Most memorable experience aboard: The most memorable was the delivery of a Deerfoot 60 with Able Marine owner Ted Cooper. From Trenton, Maine, we sailed across the Gulf of Maine, rounding Cape Elizabeth and into Marblehead Harbor. We had favorable north-northwest breezes and clear night sailing. An abundance of wildlife accompanied us, from bald eagles soaring above Mt. Desert to dolphins, whales and mola mola, to name a few. Day three we headed out of Marblehead into a 25-knot northeast breeze with higher gusts. Fortunately for us we were headed south to Newport, so with full main and a 100 percent blade jib, I drove the Deerfoot down Massachusetts Bay alone on deck while Ted read off the speedo from below (at 16 knots). As we approached the Cape Cod Canal, we converged with a similar-sized sailboat coming from the east. As we got close it became apparent to me that the boat converging was my father’s third and last boat, a McCurdy & Rhodes 61-footer built at Palmer Johnson. What a treat to see. It was the most enjoyable 30-odd hours of sailing I’ve ever done.

Favorite destination: Abacos, Bahamas.

Favorite nautical book: I read Robin Lee Graham’s Dove as a teenager, and it’s always stuck with me as an inspirational story filled with every emotion, challenge and joy in life.

Favorite nautical cause: I am on the Professional Advisory Committee at The Landing School in Arundel, Maine — the first school of its type to be accredited by the Accrediting Commission of Career Schools and Colleges. It prepares our future boatbuilders, designers and service people for what the marine industry has to offer. I enjoy sharing the knowledge I have accumulated over the years with the students, faculty and other PAC members.
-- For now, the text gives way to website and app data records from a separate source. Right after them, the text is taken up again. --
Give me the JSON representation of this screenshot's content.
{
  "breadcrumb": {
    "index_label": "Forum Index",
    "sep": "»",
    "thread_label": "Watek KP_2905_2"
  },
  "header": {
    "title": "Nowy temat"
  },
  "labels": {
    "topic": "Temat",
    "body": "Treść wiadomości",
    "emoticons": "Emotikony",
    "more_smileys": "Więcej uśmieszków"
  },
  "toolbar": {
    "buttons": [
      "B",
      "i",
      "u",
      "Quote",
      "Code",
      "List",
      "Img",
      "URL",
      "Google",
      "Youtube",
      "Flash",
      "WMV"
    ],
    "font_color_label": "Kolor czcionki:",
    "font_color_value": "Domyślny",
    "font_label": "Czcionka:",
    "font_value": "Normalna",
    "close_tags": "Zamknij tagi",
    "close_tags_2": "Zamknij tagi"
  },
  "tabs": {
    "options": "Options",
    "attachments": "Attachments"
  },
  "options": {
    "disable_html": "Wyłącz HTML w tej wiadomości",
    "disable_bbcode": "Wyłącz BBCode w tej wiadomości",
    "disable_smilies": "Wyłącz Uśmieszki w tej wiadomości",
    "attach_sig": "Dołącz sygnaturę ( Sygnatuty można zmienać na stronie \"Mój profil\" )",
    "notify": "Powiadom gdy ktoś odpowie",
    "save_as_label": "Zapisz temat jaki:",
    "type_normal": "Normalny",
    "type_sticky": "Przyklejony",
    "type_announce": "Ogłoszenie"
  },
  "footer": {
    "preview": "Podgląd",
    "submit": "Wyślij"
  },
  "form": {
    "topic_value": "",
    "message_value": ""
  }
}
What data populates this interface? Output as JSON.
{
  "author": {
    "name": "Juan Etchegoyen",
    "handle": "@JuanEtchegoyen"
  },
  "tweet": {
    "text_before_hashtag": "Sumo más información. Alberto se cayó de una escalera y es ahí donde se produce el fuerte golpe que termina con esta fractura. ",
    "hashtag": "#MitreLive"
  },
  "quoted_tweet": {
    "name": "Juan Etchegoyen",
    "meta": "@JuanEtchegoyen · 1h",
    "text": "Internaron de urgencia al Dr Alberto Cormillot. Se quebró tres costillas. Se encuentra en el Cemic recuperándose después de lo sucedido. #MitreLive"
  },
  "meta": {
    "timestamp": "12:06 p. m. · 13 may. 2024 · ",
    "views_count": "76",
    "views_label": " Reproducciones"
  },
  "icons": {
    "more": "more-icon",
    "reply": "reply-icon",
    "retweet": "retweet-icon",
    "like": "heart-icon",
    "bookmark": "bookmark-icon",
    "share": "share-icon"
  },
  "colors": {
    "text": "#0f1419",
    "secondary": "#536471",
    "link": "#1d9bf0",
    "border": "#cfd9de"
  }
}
Favorite quote about the sea: I believe this was the title of a Soundings article: “Life’s too short to own an ugly boat.”

This article originally appeared in the April 2017 issue.